What you have to do - Pictures do not belong in the copy; print every entry exactly as it stands.

Top of Given data

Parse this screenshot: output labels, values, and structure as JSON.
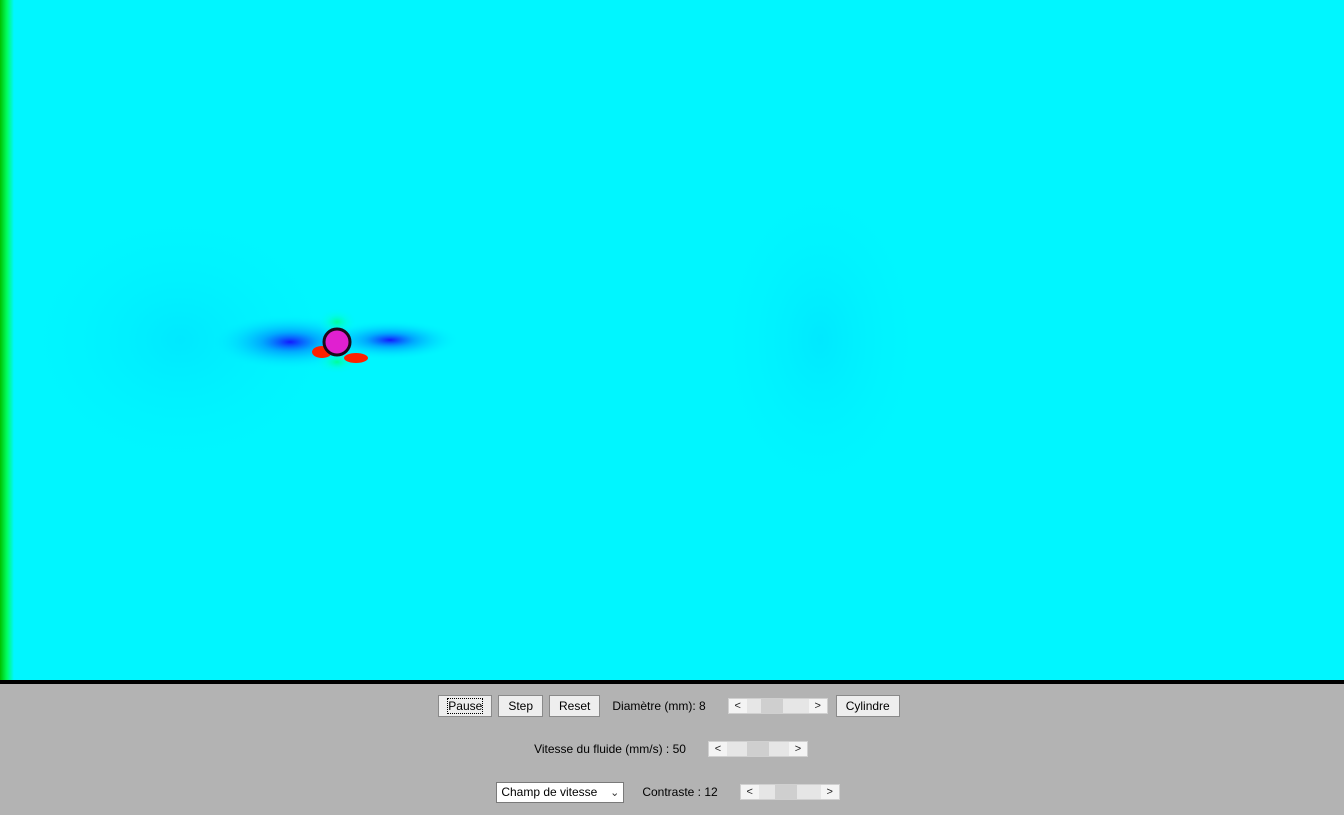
{
  "controls": {
    "pause_label": "Pause",
    "step_label": "Step",
    "reset_label": "Reset",
    "diameter_label": "Diamètre (mm): 8",
    "cylinder_label": "Cylindre",
    "speed_label": "Vitesse du fluide (mm/s) : 50",
    "field_select_value": "Champ de vitesse",
    "contrast_label": "Contraste : 12",
    "arrow_left": "<",
    "arrow_right": ">"
  },
  "sliders": {
    "diameter_level": 0.35,
    "speed_level": 0.5,
    "contrast_level": 0.4
  },
  "colors": {
    "fluid": "#00f6ff",
    "obstacle": "#e020d0",
    "wall": "#00d400",
    "panel": "#b3b3b3"
  }
}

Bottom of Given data

Solution to this task -
Parse this screenshot: output labels, values, and structure as JSON.
{
  "controls": {
    "pause_label": "Pause",
    "step_label": "Step",
    "reset_label": "Reset",
    "diameter_label": "Diamètre (mm): 8",
    "cylinder_label": "Cylindre",
    "speed_label": "Vitesse du fluide (mm/s) : 50",
    "field_select_value": "Champ de vitesse",
    "contrast_label": "Contraste : 12",
    "arrow_left": "<",
    "arrow_right": ">"
  },
  "sliders": {
    "diameter_level": 0.35,
    "speed_level": 0.5,
    "contrast_level": 0.4
  },
  "colors": {
    "fluid": "#00f6ff",
    "obstacle": "#e020d0",
    "wall": "#00d400",
    "panel": "#b3b3b3"
  }
}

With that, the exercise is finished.